WHAT TO PRODUCE: Copy every line of the following data that includes the string "Текст".

*** EXERCISE MATERIAL

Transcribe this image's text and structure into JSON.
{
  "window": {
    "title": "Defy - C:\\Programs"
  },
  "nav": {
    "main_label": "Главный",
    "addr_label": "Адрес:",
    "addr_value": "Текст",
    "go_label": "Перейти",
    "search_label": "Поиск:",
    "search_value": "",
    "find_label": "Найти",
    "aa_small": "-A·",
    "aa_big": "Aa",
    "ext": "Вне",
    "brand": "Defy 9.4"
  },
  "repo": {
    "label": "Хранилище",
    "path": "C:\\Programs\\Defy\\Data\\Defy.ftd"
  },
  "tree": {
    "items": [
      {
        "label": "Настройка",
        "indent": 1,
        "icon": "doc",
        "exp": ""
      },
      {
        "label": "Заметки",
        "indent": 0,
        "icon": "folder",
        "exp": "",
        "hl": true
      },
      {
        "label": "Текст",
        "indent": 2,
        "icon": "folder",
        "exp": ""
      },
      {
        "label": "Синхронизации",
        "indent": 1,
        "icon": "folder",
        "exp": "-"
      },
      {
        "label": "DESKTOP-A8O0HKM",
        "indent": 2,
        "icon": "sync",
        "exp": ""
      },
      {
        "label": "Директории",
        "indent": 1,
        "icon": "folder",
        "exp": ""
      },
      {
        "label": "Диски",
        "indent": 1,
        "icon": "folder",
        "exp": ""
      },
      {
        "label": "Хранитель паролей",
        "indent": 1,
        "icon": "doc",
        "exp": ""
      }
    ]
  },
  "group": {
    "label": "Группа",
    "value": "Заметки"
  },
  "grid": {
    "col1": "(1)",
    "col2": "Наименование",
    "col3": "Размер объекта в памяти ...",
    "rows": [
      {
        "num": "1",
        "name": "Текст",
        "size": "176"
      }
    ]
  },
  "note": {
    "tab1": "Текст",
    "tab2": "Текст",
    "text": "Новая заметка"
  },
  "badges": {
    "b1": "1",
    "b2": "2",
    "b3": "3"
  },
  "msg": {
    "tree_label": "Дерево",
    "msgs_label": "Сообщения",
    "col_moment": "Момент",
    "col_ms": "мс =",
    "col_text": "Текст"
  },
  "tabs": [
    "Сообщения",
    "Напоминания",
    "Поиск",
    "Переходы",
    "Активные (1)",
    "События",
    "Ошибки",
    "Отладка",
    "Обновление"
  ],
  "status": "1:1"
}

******

FINISHED EXERCISE:
    "addr_value": "Текст",
        "label": "Текст",
        "name": "Текст",
    "tab1": "Текст",
    "tab2": "Текст",
    "col_text": "Текст"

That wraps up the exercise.